**Task objective:** If a line in the records below contains the word "root", copy it out.

**Provided data:**

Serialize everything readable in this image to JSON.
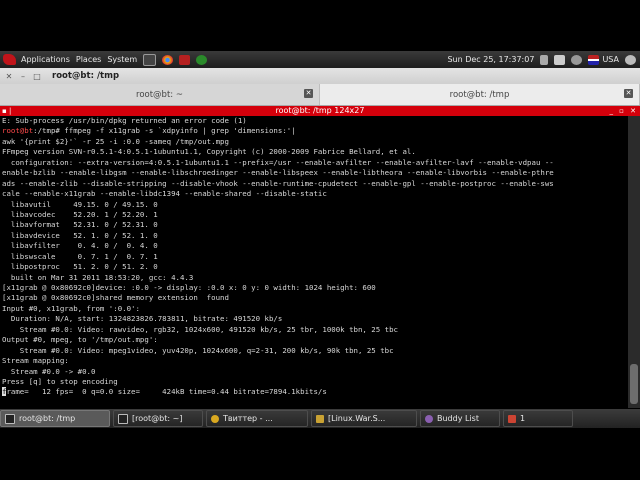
{
  "top_panel": {
    "applications": "Applications",
    "places": "Places",
    "system": "System",
    "datetime": "Sun Dec 25, 17:37:07",
    "keyboard_layout": "USA",
    "icons": [
      "dragon-icon",
      "terminal-launcher-icon",
      "chrome-icon",
      "screenshot-icon",
      "network-icon",
      "speaker-icon",
      "mail-icon",
      "user-icon",
      "flag-icon",
      "power-icon"
    ]
  },
  "window": {
    "title": "root@bt: /tmp",
    "tabs": [
      {
        "label": "root@bt: ~"
      },
      {
        "label": "root@bt: /tmp"
      }
    ],
    "inner_title": "root@bt: /tmp 124x27"
  },
  "terminal": {
    "lines": [
      "E: Sub-process /usr/bin/dpkg returned an error code (1)",
      "root@bt:/tmp# ffmpeg -f x11grab -s `xdpyinfo | grep 'dimensions:'|",
      "awk '{print $2}'` -r 25 -i :0.0 -sameq /tmp/out.mpg",
      "FFmpeg version SVN-r0.5.1-4:0.5.1-1ubuntu1.1, Copyright (c) 2000-2009 Fabrice Bellard, et al.",
      "  configuration: --extra-version=4:0.5.1-1ubuntu1.1 --prefix=/usr --enable-avfilter --enable-avfilter-lavf --enable-vdpau --",
      "enable-bzlib --enable-libgsm --enable-libschroedinger --enable-libspeex --enable-libtheora --enable-libvorbis --enable-pthre",
      "ads --enable-zlib --disable-stripping --disable-vhook --enable-runtime-cpudetect --enable-gpl --enable-postproc --enable-sws",
      "cale --enable-x11grab --enable-libdc1394 --enable-shared --disable-static",
      "  libavutil     49.15. 0 / 49.15. 0",
      "  libavcodec    52.20. 1 / 52.20. 1",
      "  libavformat   52.31. 0 / 52.31. 0",
      "  libavdevice   52. 1. 0 / 52. 1. 0",
      "  libavfilter    0. 4. 0 /  0. 4. 0",
      "  libswscale     0. 7. 1 /  0. 7. 1",
      "  libpostproc   51. 2. 0 / 51. 2. 0",
      "  built on Mar 31 2011 18:53:20, gcc: 4.4.3",
      "[x11grab @ 0x80692c0]device: :0.0 -> display: :0.0 x: 0 y: 0 width: 1024 height: 600",
      "[x11grab @ 0x80692c0]shared memory extension  found",
      "Input #0, x11grab, from ':0.0':",
      "  Duration: N/A, start: 1324823826.783811, bitrate: 491520 kb/s",
      "    Stream #0.0: Video: rawvideo, rgb32, 1024x600, 491520 kb/s, 25 tbr, 1000k tbn, 25 tbc",
      "Output #0, mpeg, to '/tmp/out.mpg':",
      "    Stream #0.0: Video: mpeg1video, yuv420p, 1024x600, q=2-31, 200 kb/s, 90k tbn, 25 tbc",
      "Stream mapping:",
      "  Stream #0.0 -> #0.0",
      "Press [q] to stop encoding",
      "frame=   12 fps=  0 q=0.0 size=     424kB time=0.44 bitrate=7894.1kbits/s"
    ],
    "prompt_user": "root@bt"
  },
  "taskbar": {
    "items": [
      {
        "label": "root@bt: /tmp",
        "active": true,
        "icon": "terminal-icon"
      },
      {
        "label": "[root@bt: ~]",
        "active": false,
        "icon": "terminal-icon"
      },
      {
        "label": "Твиттер - ...",
        "active": false,
        "icon": "chrome-icon"
      },
      {
        "label": "[Linux.War.S...",
        "active": false,
        "icon": "folder-icon"
      },
      {
        "label": "Buddy List",
        "active": false,
        "icon": "pidgin-icon"
      },
      {
        "label": "1",
        "active": false,
        "icon": "window-icon"
      }
    ]
  }
}
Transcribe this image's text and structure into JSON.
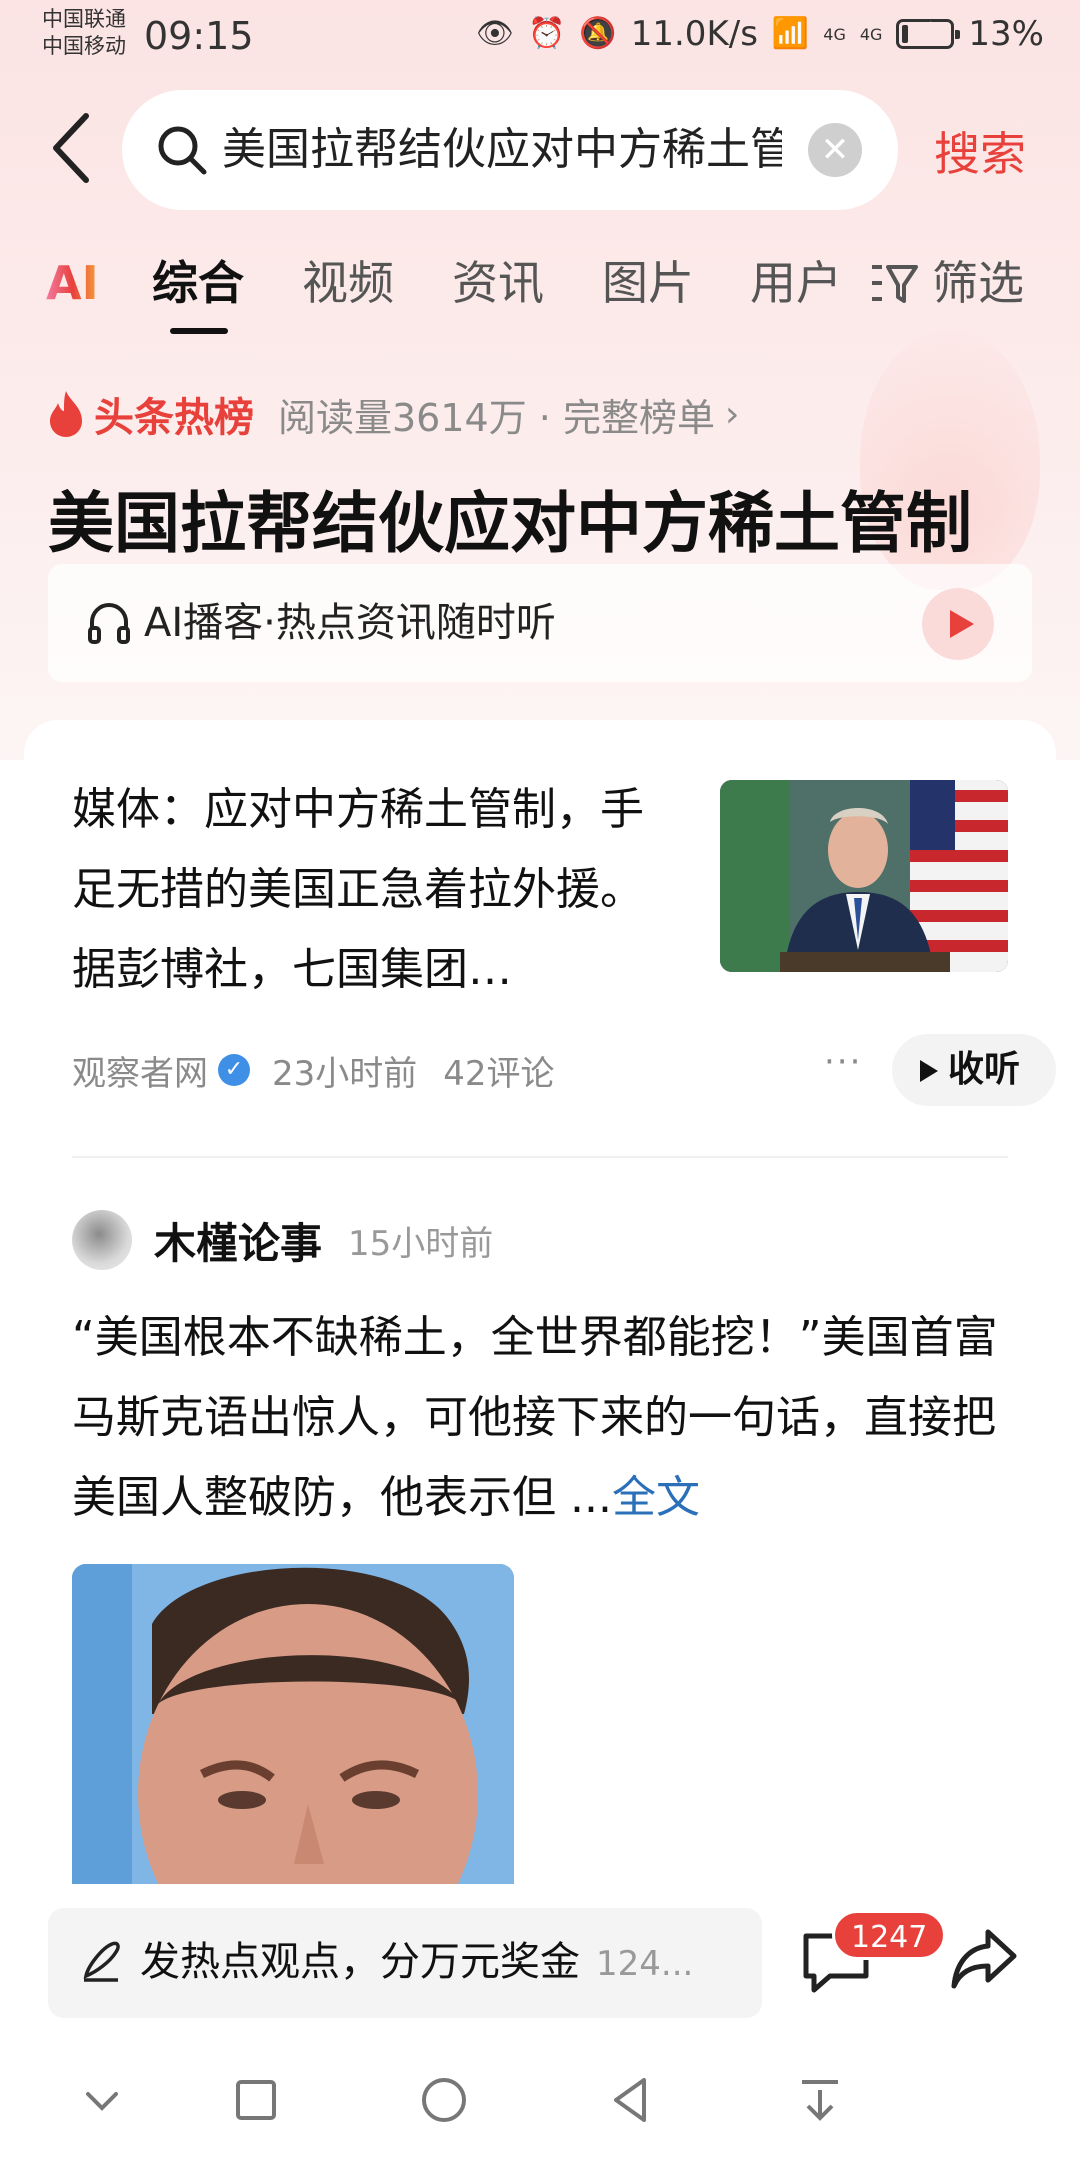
{
  "status_bar": {
    "carrier_1": "中国联通",
    "carrier_2": "中国移动",
    "time": "09:15",
    "net_speed": "11.0K/s",
    "signal_1": "4G",
    "signal_2": "4G",
    "battery": "13%",
    "battery_level": 0.13
  },
  "search": {
    "query": "美国拉帮结伙应对中方稀土管",
    "button_label": "搜索"
  },
  "tabs": [
    {
      "label": "AI"
    },
    {
      "label": "综合",
      "active": true
    },
    {
      "label": "视频"
    },
    {
      "label": "资讯"
    },
    {
      "label": "图片"
    },
    {
      "label": "用户"
    }
  ],
  "filter_label": "筛选",
  "hot_list": {
    "title": "头条热榜",
    "reads": "阅读量3614万 · 完整榜单",
    "headline": "美国拉帮结伙应对中方稀土管制"
  },
  "podcast": {
    "label": "AI播客·热点资讯随时听"
  },
  "article": {
    "text": "媒体：应对中方稀土管制，手足无措的美国正急着拉外援。据彭博社，七国集团…",
    "source": "观察者网",
    "time": "23小时前",
    "comments": "42评论",
    "more": "···",
    "listen_label": "收听"
  },
  "post": {
    "author": "木槿论事",
    "time": "15小时前",
    "text": "“美国根本不缺稀土，全世界都能挖！”美国首富马斯克语出惊人，可他接下来的一句话，直接把美国人整破防，他表示但 ...",
    "full_text_link": "全文"
  },
  "bottom_bar": {
    "comment_prompt": "发热点观点，分万元奖金",
    "comment_count_inline": "124...",
    "comment_badge": "1247"
  },
  "colors": {
    "accent": "#e8413c",
    "link": "#2a6fb8",
    "background_top": "#fbe4e3"
  },
  "icons": [
    "back-icon",
    "search-icon",
    "clear-icon",
    "filter-icon",
    "fire-icon",
    "headphone-icon",
    "play-icon",
    "verified-icon",
    "more-icon",
    "pen-icon",
    "comment-icon",
    "share-icon"
  ]
}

**Result of this exercise:**
    "title": "root@bt: /tmp",
        "label": "root@bt: ~"
        "label": "root@bt: /tmp"
    "inner_title": "root@bt: /tmp 124x27"
      "root@bt:/tmp# ffmpeg -f x11grab -s `xdpyinfo | grep 'dimensions:'|",
    "prompt_user": "root@bt"
        "label": "root@bt: /tmp",
        "label": "[root@bt: ~]",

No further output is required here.